=== Supplied material ===

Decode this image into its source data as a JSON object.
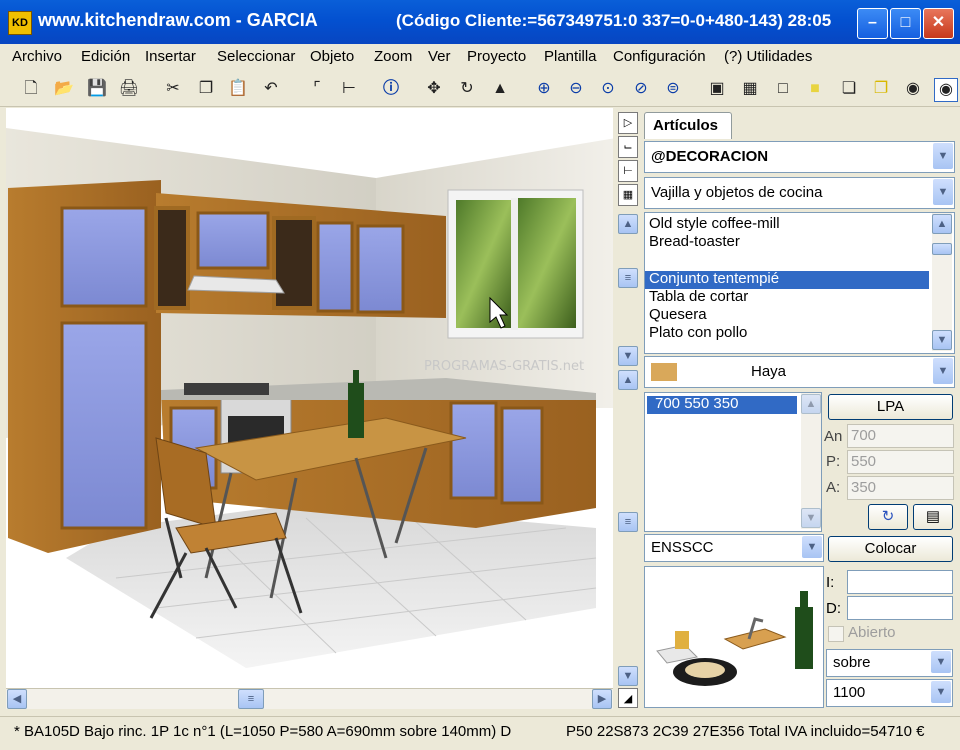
{
  "window": {
    "icon": "KD",
    "title": "www.kitchendraw.com - GARCIA",
    "client_info": "(Código Cliente:=567349751:0 337=0-0+480-143) 28:05"
  },
  "menu": [
    "Archivo",
    "Edición",
    "Insertar",
    "Seleccionar",
    "Objeto",
    "Zoom",
    "Ver",
    "Proyecto",
    "Plantilla",
    "Configuración",
    "(?) Utilidades"
  ],
  "toolbar_icons": [
    "new-document",
    "open-folder",
    "save",
    "print",
    "cut",
    "copy",
    "paste",
    "undo",
    "place-dimension",
    "measure",
    "info",
    "move",
    "rotate",
    "mirror",
    "zoom-in",
    "zoom-out",
    "zoom-window",
    "zoom-fit",
    "zoom-previous",
    "render",
    "scene",
    "wireframe",
    "color-fill",
    "box-3d",
    "solid-3d",
    "camera-photo",
    "camera"
  ],
  "watermark": "PROGRAMAS-GRATIS.net",
  "articles": {
    "tab_label": "Artículos",
    "catalog": "@DECORACION",
    "family": "Vajilla y objetos de cocina",
    "items": [
      "Old style coffee-mill",
      "Bread-toaster",
      "",
      "Conjunto tentempié",
      "Tabla de cortar",
      "Quesera",
      "Plato con pollo"
    ],
    "selected_index": 3,
    "finish_label": "Haya",
    "finish_color": "#d9a85a",
    "sizes": [
      "700  550  350"
    ],
    "lpa_button": "LPA",
    "an_label": "An",
    "an_value": "700",
    "p_label": "P:",
    "p_value": "550",
    "a_label": "A:",
    "a_value": "350",
    "code": "ENSSCC",
    "place_button": "Colocar",
    "i_label": "I:",
    "d_label": "D:",
    "open_label": "Abierto",
    "position": "sobre",
    "height": "1100"
  },
  "status": {
    "left": "* BA105D  Bajo rinc. 1P 1c n°1  (L=1050 P=580 A=690mm sobre 140mm) D",
    "right": "P50 22S873 2C39 27E356 Total IVA incluido=54710 €"
  }
}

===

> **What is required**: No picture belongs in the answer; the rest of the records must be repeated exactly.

> **Answer section**:
Decode this image into its source data as a JSON object.
{
  "window": {
    "icon": "KD",
    "title": "www.kitchendraw.com - GARCIA",
    "client_info": "(Código Cliente:=567349751:0 337=0-0+480-143) 28:05"
  },
  "menu": [
    "Archivo",
    "Edición",
    "Insertar",
    "Seleccionar",
    "Objeto",
    "Zoom",
    "Ver",
    "Proyecto",
    "Plantilla",
    "Configuración",
    "(?) Utilidades"
  ],
  "toolbar_icons": [
    "new-document",
    "open-folder",
    "save",
    "print",
    "cut",
    "copy",
    "paste",
    "undo",
    "place-dimension",
    "measure",
    "info",
    "move",
    "rotate",
    "mirror",
    "zoom-in",
    "zoom-out",
    "zoom-window",
    "zoom-fit",
    "zoom-previous",
    "render",
    "scene",
    "wireframe",
    "color-fill",
    "box-3d",
    "solid-3d",
    "camera-photo",
    "camera"
  ],
  "watermark": "PROGRAMAS-GRATIS.net",
  "articles": {
    "tab_label": "Artículos",
    "catalog": "@DECORACION",
    "family": "Vajilla y objetos de cocina",
    "items": [
      "Old style coffee-mill",
      "Bread-toaster",
      "",
      "Conjunto tentempié",
      "Tabla de cortar",
      "Quesera",
      "Plato con pollo"
    ],
    "selected_index": 3,
    "finish_label": "Haya",
    "finish_color": "#d9a85a",
    "sizes": [
      "700  550  350"
    ],
    "lpa_button": "LPA",
    "an_label": "An",
    "an_value": "700",
    "p_label": "P:",
    "p_value": "550",
    "a_label": "A:",
    "a_value": "350",
    "code": "ENSSCC",
    "place_button": "Colocar",
    "i_label": "I:",
    "d_label": "D:",
    "open_label": "Abierto",
    "position": "sobre",
    "height": "1100"
  },
  "status": {
    "left": "* BA105D  Bajo rinc. 1P 1c n°1  (L=1050 P=580 A=690mm sobre 140mm) D",
    "right": "P50 22S873 2C39 27E356 Total IVA incluido=54710 €"
  }
}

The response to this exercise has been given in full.